**Problem to solve**.
A single number is expected: the count of lines below where the word "JSON" occurs.

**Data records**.
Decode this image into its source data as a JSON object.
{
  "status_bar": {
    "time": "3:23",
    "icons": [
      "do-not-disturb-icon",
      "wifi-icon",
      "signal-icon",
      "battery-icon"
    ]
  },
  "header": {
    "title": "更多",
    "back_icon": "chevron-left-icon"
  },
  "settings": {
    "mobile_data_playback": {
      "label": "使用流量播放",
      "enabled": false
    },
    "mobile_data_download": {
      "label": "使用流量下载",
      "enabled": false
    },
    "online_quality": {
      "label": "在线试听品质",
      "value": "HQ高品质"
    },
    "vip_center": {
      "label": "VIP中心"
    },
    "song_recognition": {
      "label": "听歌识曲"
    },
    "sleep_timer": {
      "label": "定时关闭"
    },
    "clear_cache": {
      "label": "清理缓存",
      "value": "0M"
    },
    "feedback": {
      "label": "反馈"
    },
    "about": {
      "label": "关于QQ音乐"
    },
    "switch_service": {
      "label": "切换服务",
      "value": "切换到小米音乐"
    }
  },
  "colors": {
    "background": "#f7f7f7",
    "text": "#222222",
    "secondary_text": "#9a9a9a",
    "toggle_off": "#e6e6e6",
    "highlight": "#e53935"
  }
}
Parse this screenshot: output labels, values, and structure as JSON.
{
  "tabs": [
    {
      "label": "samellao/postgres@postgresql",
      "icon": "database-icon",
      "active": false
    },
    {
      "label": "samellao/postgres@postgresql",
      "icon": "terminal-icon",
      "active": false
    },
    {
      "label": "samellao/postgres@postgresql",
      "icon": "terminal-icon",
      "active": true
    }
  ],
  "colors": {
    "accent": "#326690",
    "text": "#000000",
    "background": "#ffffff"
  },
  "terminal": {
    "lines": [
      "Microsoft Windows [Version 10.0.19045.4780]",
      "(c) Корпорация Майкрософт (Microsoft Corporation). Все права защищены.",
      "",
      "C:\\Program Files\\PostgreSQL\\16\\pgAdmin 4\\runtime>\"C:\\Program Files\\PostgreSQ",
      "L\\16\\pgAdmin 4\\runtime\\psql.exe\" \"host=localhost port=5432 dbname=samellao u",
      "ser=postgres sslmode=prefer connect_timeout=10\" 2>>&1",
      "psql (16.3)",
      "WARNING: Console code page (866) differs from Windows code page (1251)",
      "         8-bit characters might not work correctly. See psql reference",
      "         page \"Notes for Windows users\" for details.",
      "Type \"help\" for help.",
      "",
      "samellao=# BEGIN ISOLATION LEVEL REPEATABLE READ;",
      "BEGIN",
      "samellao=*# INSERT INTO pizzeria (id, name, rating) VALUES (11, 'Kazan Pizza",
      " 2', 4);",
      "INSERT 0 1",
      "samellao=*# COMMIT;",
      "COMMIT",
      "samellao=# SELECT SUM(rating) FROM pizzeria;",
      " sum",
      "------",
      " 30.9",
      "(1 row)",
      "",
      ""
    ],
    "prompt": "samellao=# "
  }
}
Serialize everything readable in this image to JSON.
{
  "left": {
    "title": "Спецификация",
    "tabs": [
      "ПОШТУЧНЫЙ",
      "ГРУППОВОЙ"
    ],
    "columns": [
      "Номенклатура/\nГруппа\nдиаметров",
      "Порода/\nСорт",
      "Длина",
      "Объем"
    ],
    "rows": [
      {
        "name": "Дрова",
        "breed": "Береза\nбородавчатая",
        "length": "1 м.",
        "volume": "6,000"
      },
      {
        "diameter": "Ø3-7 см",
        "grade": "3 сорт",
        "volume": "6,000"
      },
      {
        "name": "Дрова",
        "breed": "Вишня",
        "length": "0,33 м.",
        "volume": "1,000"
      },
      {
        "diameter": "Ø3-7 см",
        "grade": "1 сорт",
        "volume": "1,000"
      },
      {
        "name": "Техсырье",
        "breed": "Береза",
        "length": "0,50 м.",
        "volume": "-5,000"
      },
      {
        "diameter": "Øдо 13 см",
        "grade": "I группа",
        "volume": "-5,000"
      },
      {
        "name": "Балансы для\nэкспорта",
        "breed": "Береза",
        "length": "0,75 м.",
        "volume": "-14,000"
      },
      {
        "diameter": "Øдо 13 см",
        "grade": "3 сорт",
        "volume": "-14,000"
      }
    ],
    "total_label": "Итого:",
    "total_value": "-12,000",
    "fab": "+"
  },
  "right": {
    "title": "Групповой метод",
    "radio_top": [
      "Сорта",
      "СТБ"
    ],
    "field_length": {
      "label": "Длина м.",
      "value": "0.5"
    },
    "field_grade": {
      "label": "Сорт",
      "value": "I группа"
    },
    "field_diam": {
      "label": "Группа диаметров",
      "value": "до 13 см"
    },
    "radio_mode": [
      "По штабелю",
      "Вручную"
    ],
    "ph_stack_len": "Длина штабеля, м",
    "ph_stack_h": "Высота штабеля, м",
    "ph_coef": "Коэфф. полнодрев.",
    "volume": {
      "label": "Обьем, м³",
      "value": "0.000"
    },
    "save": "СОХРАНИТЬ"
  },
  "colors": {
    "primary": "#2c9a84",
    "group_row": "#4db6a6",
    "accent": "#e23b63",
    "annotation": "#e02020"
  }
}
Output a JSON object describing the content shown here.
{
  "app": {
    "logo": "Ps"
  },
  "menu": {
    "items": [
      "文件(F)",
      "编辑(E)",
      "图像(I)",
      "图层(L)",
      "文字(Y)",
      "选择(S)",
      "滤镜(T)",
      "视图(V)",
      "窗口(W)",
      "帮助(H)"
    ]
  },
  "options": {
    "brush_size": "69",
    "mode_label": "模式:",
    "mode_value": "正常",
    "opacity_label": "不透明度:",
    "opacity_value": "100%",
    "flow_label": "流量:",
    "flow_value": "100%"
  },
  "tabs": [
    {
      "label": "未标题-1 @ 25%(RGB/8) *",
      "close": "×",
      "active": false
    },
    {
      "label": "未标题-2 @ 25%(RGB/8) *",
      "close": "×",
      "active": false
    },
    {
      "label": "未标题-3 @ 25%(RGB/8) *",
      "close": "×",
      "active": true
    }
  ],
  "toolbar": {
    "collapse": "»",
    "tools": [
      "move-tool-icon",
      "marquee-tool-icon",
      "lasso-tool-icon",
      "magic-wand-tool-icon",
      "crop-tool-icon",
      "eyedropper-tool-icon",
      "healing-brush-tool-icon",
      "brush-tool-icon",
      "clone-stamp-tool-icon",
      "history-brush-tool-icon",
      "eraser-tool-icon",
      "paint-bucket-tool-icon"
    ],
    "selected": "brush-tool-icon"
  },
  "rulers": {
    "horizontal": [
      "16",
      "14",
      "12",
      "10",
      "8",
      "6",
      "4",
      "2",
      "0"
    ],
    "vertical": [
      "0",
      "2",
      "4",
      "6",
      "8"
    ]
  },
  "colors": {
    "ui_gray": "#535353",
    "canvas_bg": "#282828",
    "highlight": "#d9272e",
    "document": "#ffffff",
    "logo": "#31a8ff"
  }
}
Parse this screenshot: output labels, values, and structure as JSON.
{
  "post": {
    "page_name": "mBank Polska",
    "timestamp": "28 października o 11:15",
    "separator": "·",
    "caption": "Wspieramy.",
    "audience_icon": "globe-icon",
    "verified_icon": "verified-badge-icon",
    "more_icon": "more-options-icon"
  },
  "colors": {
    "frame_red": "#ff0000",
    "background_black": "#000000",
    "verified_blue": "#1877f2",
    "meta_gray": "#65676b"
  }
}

**Solved problem**.
5